He had, years ago, shifted his focus from acquisition to contribution, from building up his ego to shedding his ego. Somewhere along the way my friend had a fire lit in him for justice. He became perpetually focused on providing what he could for victims of injustice, for leveling the playing field for the underdog, the victimized, and the under-resourced. He went so far as to leverage his influence to create a coalition of parents, students and community leaders who would run an after-school program geared to enhancing academic growth and physical health.
What he did sacrificially for his own family is awe inspiring and, again, for their privacy’s sake will be left to be told in the future.

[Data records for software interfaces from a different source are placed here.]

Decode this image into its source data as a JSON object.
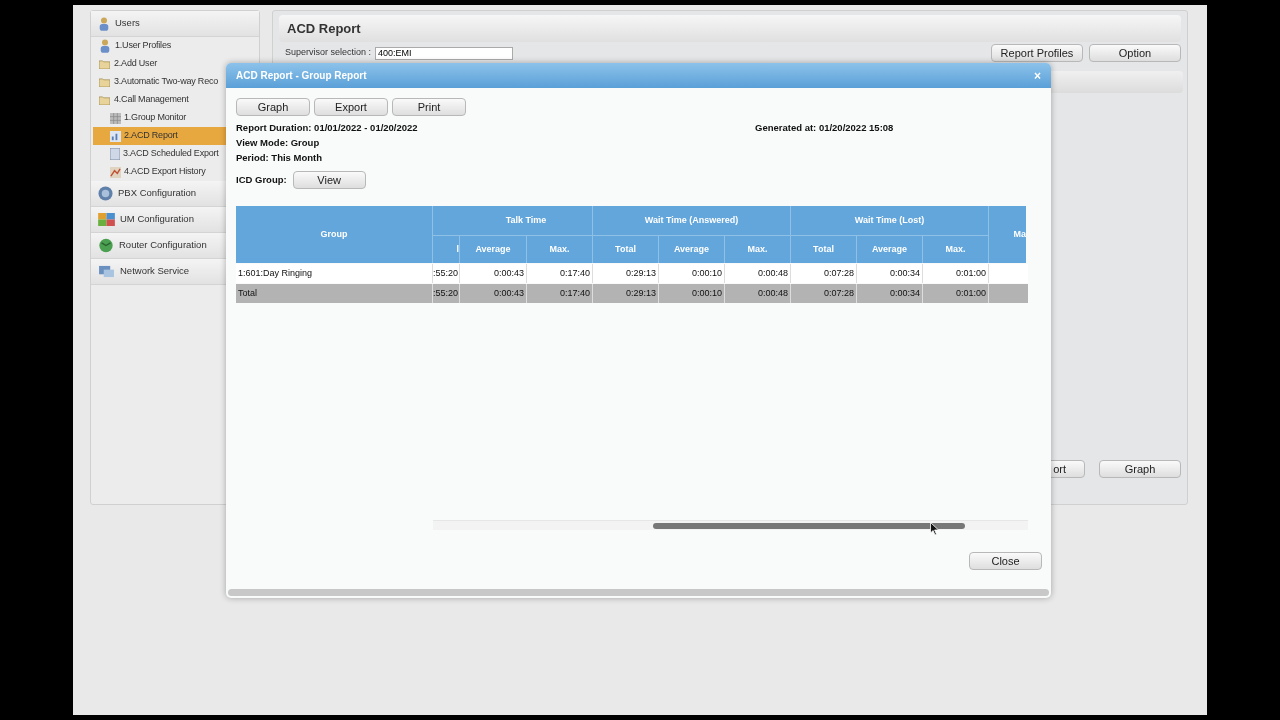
{
  "sidebar": {
    "sections": [
      {
        "label": "Users",
        "children": [
          {
            "label": "1.User Profiles",
            "selected": false
          },
          {
            "label": "2.Add User",
            "selected": false
          },
          {
            "label": "3.Automatic Two-way Reco",
            "selected": false
          },
          {
            "label": "4.Call Management",
            "selected": false,
            "children": [
              {
                "label": "1.Group Monitor",
                "selected": false
              },
              {
                "label": "2.ACD Report",
                "selected": true
              },
              {
                "label": "3.ACD Scheduled Export",
                "selected": false
              },
              {
                "label": "4.ACD Export History",
                "selected": false
              }
            ]
          }
        ]
      },
      {
        "label": "PBX Configuration"
      },
      {
        "label": "UM Configuration"
      },
      {
        "label": "Router Configuration"
      },
      {
        "label": "Network Service"
      }
    ]
  },
  "page": {
    "title": "ACD Report",
    "supervisor_label": "Supervisor selection :",
    "supervisor_value": "400:EMI",
    "top_buttons": [
      "Report Profiles",
      "Option"
    ],
    "bottom_buttons": [
      "ort",
      "Graph"
    ]
  },
  "dialog": {
    "title": "ACD Report - Group Report",
    "close_icon": "×",
    "buttons": [
      "Graph",
      "Export",
      "Print"
    ],
    "info": [
      "Report Duration: 01/01/2022 - 01/20/2022",
      "View Mode: Group",
      "Period: This Month"
    ],
    "generated": "Generated at: 01/20/2022 15:08",
    "icd_label": "ICD Group:",
    "icd_button": "View",
    "table": {
      "group_header": "Group",
      "column_groups": [
        {
          "label": "Talk Time",
          "columns": [
            "l",
            "Average",
            "Max."
          ]
        },
        {
          "label": "Wait Time (Answered)",
          "columns": [
            "Total",
            "Average",
            "Max."
          ]
        },
        {
          "label": "Wait Time (Lost)",
          "columns": [
            "Total",
            "Average",
            "Max."
          ]
        }
      ],
      "trailing_header": "Ma",
      "rows": [
        {
          "kind": "data",
          "group": "1:601:Day Ringing",
          "cells": [
            ":55:20",
            "0:00:43",
            "0:17:40",
            "0:29:13",
            "0:00:10",
            "0:00:48",
            "0:07:28",
            "0:00:34",
            "0:01:00"
          ]
        },
        {
          "kind": "total",
          "group": "Total",
          "cells": [
            ":55:20",
            "0:00:43",
            "0:17:40",
            "0:29:13",
            "0:00:10",
            "0:00:48",
            "0:07:28",
            "0:00:34",
            "0:01:00"
          ]
        }
      ]
    },
    "footer_button": "Close"
  }
}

It makes me shake my head in wonder.
Then there is what he did for me and, I assume, countless others who called him friend. He listened to me. I would find myself talking too much when I was with him, not realizing until later that was the way he designed it. Lunch was a listening session for him. He paid attention to me and he remembered.
“How did your daughter’s move go?”
“Is your grandson feeling better?”
“Tell me about the conference you taught last month.”
And he gently but relentlessly persisted in his inquiry via text and email. I felt known. I felt important. I felt loved. This was a dear man who had discovered the “further and fantastic journey” of a life lived with a driving sense of calling. And what a life it was.
I wasn’t planning to write this today, but with every mile I drove on my way home I felt compelled to tell you about him. And I will tell his story to hundreds of college undergrads just beginning their journey, and the many middle-aged folks I meet who are struggling with disillusionment, and the retirees wondering how to land the plane with grace and meaning.
My friend had a why to live for. You can too.